We ordered Philly cheesesteaks from a breakfast delivery place.
Casey laughed at me for ordering Philly cheesesteaks.
Not because it was a terrible breakfast decision, but because I specified “Philly” cheesesteaks when ordering.
We were in Philly.
They just call them cheesesteaks here.
Fishtown was hacking-coughing itself awake to classic rock and Flyers sweaters, cleaning its cars and walking its pit bulls. The chicks all look so tough here, in that challengingly sexy kind of way. Worth a black eye if you ask me.
I was such a good house guest I broke two of Casey’s coffee mugs while washing them. That would cost me two black eyes. That’s all the eyes I’ve got!
The drive to Pittsburgh was long, windy, and treacherously wet.
Nicole serenaded us as Nico, with versions of “Light My Fire” and “Buddy Holly” by Weezer. If only we knew the words to “We Didn’t Start The Fire”.
Vee yet noammm, tee vee dinnerrrs…
I in turn gave them a crash course in Pittsburghese.
It was slippy out an’ at.
Which was fine, the van needed washed.
Yinz goin’ dahn-tahn?
I love Pittsburgh.
If it were up to me, I’d live here.
I don’t know what I’d do.
Then again, I don’t know what I’m doing in Chicago either.
I like the hills.
I like the people.
I like its uniqueness.
I like its gloomy weather.
I like The Stillers.
I like Jerry’s Records.
I like Frank Gorsham.
I like B&L Dip.
I like chipped ham.
I like frownie brownies.
I like Peppi’s and Primanti Bros. sandwiches.
And I married a girl from here.
It’s the Paris of Appalachia.
And who else is moving here?
Which is why I like it the most.
We pulled up the DIY venue.
Nobody answered our knocks.
Famished, we grabbed some Vietnamese food down the street.
When we returned to the venue, a small man in a white billy goat beard and a yellow Steelers cap spoke the word hello at us.
I’ll call him Charmy.
Jim explained that we had just eaten.
“Ate? I just bought food for fifteen people!” he underlined.
This was news to us.
“Don’t sit on that table! It’s already broken!” he scolded the headlining band.
Soundcheck was grindy.
It became clear that Charmy had eccentricities.
A contrarian’s contrarian, you could be in agreement with him but the script read like an argument that you let him win.
“Sing more emphatically,” he instructed Jim.
“???” said Jim.
Charmy continued to try to fix our vocal problems and issues.

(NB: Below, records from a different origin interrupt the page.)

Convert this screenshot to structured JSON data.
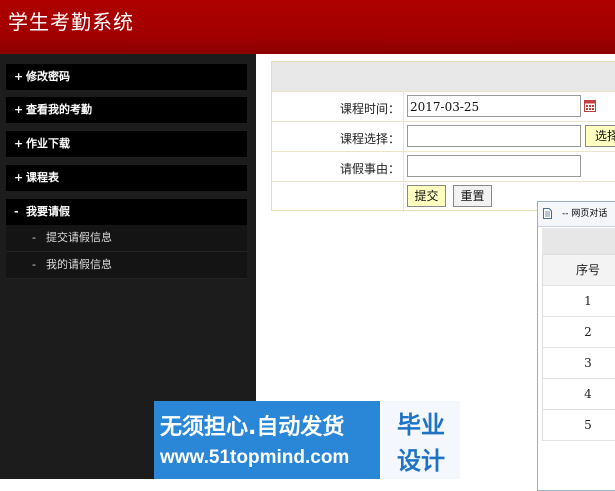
{
  "header": {
    "title": "学生考勤系统"
  },
  "sidebar": {
    "items": [
      {
        "sign": "+",
        "label": "修改密码"
      },
      {
        "sign": "+",
        "label": "查看我的考勤"
      },
      {
        "sign": "+",
        "label": "作业下载"
      },
      {
        "sign": "+",
        "label": "课程表"
      },
      {
        "sign": "-",
        "label": "我要请假"
      }
    ],
    "subitems": [
      {
        "sign": "-",
        "label": "提交请假信息"
      },
      {
        "sign": "-",
        "label": "我的请假信息"
      }
    ]
  },
  "form": {
    "time_label": "课程时间：",
    "time_value": "2017-03-25",
    "course_label": "课程选择：",
    "course_value": "",
    "select_button": "选择",
    "reason_label": "请假事由：",
    "reason_value": "",
    "submit_button": "提交",
    "reset_button": "重置"
  },
  "dialog": {
    "title": "-- 网页对话",
    "column_header": "序号",
    "rows": [
      "1",
      "2",
      "3",
      "4",
      "5"
    ]
  },
  "watermark": {
    "line1": "无须担心.自动发货",
    "line2": "www.51topmind.com",
    "badge1": "毕业",
    "badge2": "设计"
  },
  "colors": {
    "header": "#a00000",
    "sidebar": "#1c1c1c",
    "watermark": "#2a86d6"
  }
}
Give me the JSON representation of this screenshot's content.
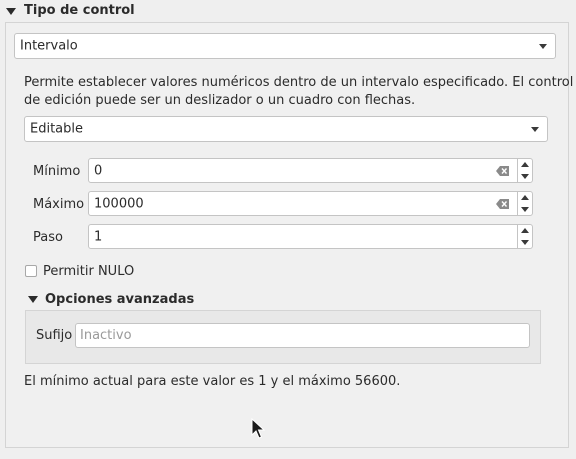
{
  "section": {
    "title": "Tipo de control"
  },
  "widget_type": {
    "selected": "Intervalo"
  },
  "description": {
    "line1": "Permite establecer valores numéricos dentro de un intervalo especificado. El control",
    "line2": "de edición puede ser un deslizador o un cuadro con flechas."
  },
  "style_combo": {
    "selected": "Editable"
  },
  "fields": {
    "min": {
      "label": "Mínimo",
      "value": "0"
    },
    "max": {
      "label": "Máximo",
      "value": "100000"
    },
    "step": {
      "label": "Paso",
      "value": "1"
    }
  },
  "allow_null": {
    "label": "Permitir NULO",
    "checked": false
  },
  "advanced": {
    "title": "Opciones avanzadas",
    "suffix_label": "Sufijo",
    "suffix_placeholder": "Inactivo"
  },
  "footer_text": "El mínimo actual para este valor es 1 y el máximo 56600."
}
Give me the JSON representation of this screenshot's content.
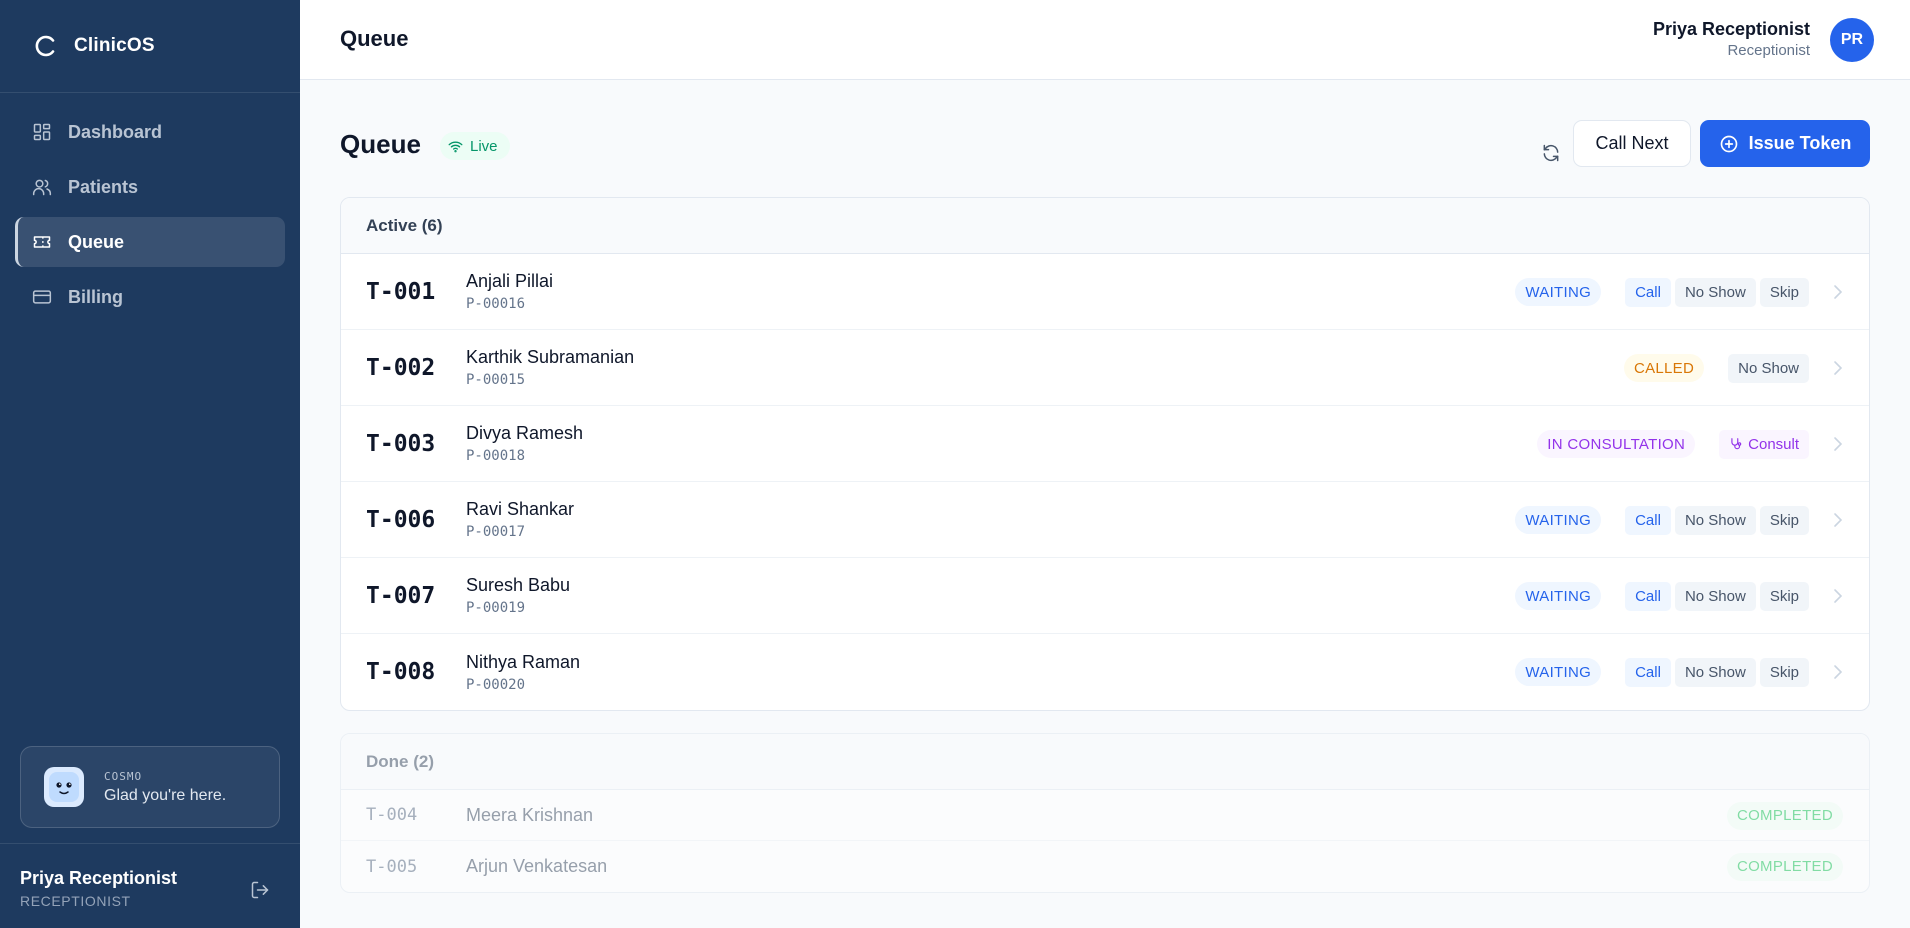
{
  "brand": {
    "name": "ClinicOS"
  },
  "sidebar": {
    "items": [
      {
        "label": "Dashboard"
      },
      {
        "label": "Patients"
      },
      {
        "label": "Queue"
      },
      {
        "label": "Billing"
      }
    ],
    "cosmo": {
      "tag": "COSMO",
      "message": "Glad you're here."
    },
    "user": {
      "name": "Priya Receptionist",
      "role": "RECEPTIONIST"
    }
  },
  "header": {
    "title": "Queue",
    "user": {
      "name": "Priya Receptionist",
      "role": "Receptionist",
      "initials": "PR"
    }
  },
  "main": {
    "title": "Queue",
    "live_label": "Live",
    "call_next_label": "Call Next",
    "issue_token_label": "Issue Token",
    "active_header": "Active (6)",
    "done_header": "Done (2)",
    "active": [
      {
        "token": "T-001",
        "name": "Anjali Pillai",
        "pid": "P-00016",
        "status": "WAITING",
        "actions": [
          "Call",
          "No Show",
          "Skip"
        ]
      },
      {
        "token": "T-002",
        "name": "Karthik Subramanian",
        "pid": "P-00015",
        "status": "CALLED",
        "actions": [
          "No Show"
        ]
      },
      {
        "token": "T-003",
        "name": "Divya Ramesh",
        "pid": "P-00018",
        "status": "IN CONSULTATION",
        "actions": [
          "Consult"
        ]
      },
      {
        "token": "T-006",
        "name": "Ravi Shankar",
        "pid": "P-00017",
        "status": "WAITING",
        "actions": [
          "Call",
          "No Show",
          "Skip"
        ]
      },
      {
        "token": "T-007",
        "name": "Suresh Babu",
        "pid": "P-00019",
        "status": "WAITING",
        "actions": [
          "Call",
          "No Show",
          "Skip"
        ]
      },
      {
        "token": "T-008",
        "name": "Nithya Raman",
        "pid": "P-00020",
        "status": "WAITING",
        "actions": [
          "Call",
          "No Show",
          "Skip"
        ]
      }
    ],
    "done": [
      {
        "token": "T-004",
        "name": "Meera Krishnan",
        "status": "COMPLETED"
      },
      {
        "token": "T-005",
        "name": "Arjun Venkatesan",
        "status": "COMPLETED"
      }
    ]
  },
  "colors": {
    "sidebar_bg": "#1e3a5f",
    "primary": "#2563eb",
    "waiting": "#2563eb",
    "called": "#d97706",
    "in_consultation": "#9333ea",
    "completed": "#22c55e",
    "live": "#059669"
  }
}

“It sounds like My Bloody Valentine,” he criticized.
But that’s what we want.
The bathroom also had its problems and issues.
Housed in a dank Silence of the Lambs basement, the commode sat at the end of a long, narrow hallway, far away from the door – a door which had no lock and not even a doorknob.
Before Nicole could attempt to use it, Charmy jumped in carrying a taped up show poster. He noticed two large cockroaches had gotten stuck to the tape.
“Hey look! There’s two cockroaches stuck on there!”
Their antennae spun and their legs flailed.
“I’m just going to put them up there!”
He smooshed the roach-laiden poster on the wall.
“Yeah, I think they’re dead.”
And then Nicole was supposed to use the bathroom.
That Vietnamese food was giving me problems and issues, too.
But I just couldn’t bring myself to use that bathroom.
So I got another beer from the fridge.
“Don’t open the fridge!” Charmy chided.
It was the 31st show on the 44th day of the Failure Tour.
And our most polite.
We even obeyed the sign posted on the stage.
ONLY ORIGINAL MATERIAL. ABSOLUTELY NO COVERS. PERIOD.
So no Beefheart and no Goo.
Aside from an unfortunate sip of water – it went down the wrong pipe, and my coughing convulsion rendered me a teary-eyed invalid after “Garbage Dump” – the set went smoothly and goodly and godly and golly we’re almost home!
While loading my drums back into their cases, a groovy gal named Jackie made conversation with me. We bonded about Jerry’s Records in Squirrel Hill and Columbia College in Chicago. She asked us if we had a place to stay for the night, which we didn’t.
While (the second band) brought updated UFO Club Farf ‘n flute space rock to The Burgh, I caught up with my brother-in-law Jim. Charmy reprimanded us for standing within twelve inches of the phone.
“Don’t knock over the phone!”
We brainstormed new business solutions with (the second band) while (the headliners) headlined.
(the second band) = GGGB
Good Guys Good Band
Jackie proved true to her word and offered up her happenin’ Lawrenceville pad for us to crash. Her artist neighbor Kyle joined us for a nightcap and real life ghost stories about Pierre, the methed-out thief that lives between them. I laughed so much I spun.
Good people that Jackie and Kyle.
I love Pittsburgh.
So much so I went down to the Strip District the next morning and bought a $4 shirt expressing these sentiments.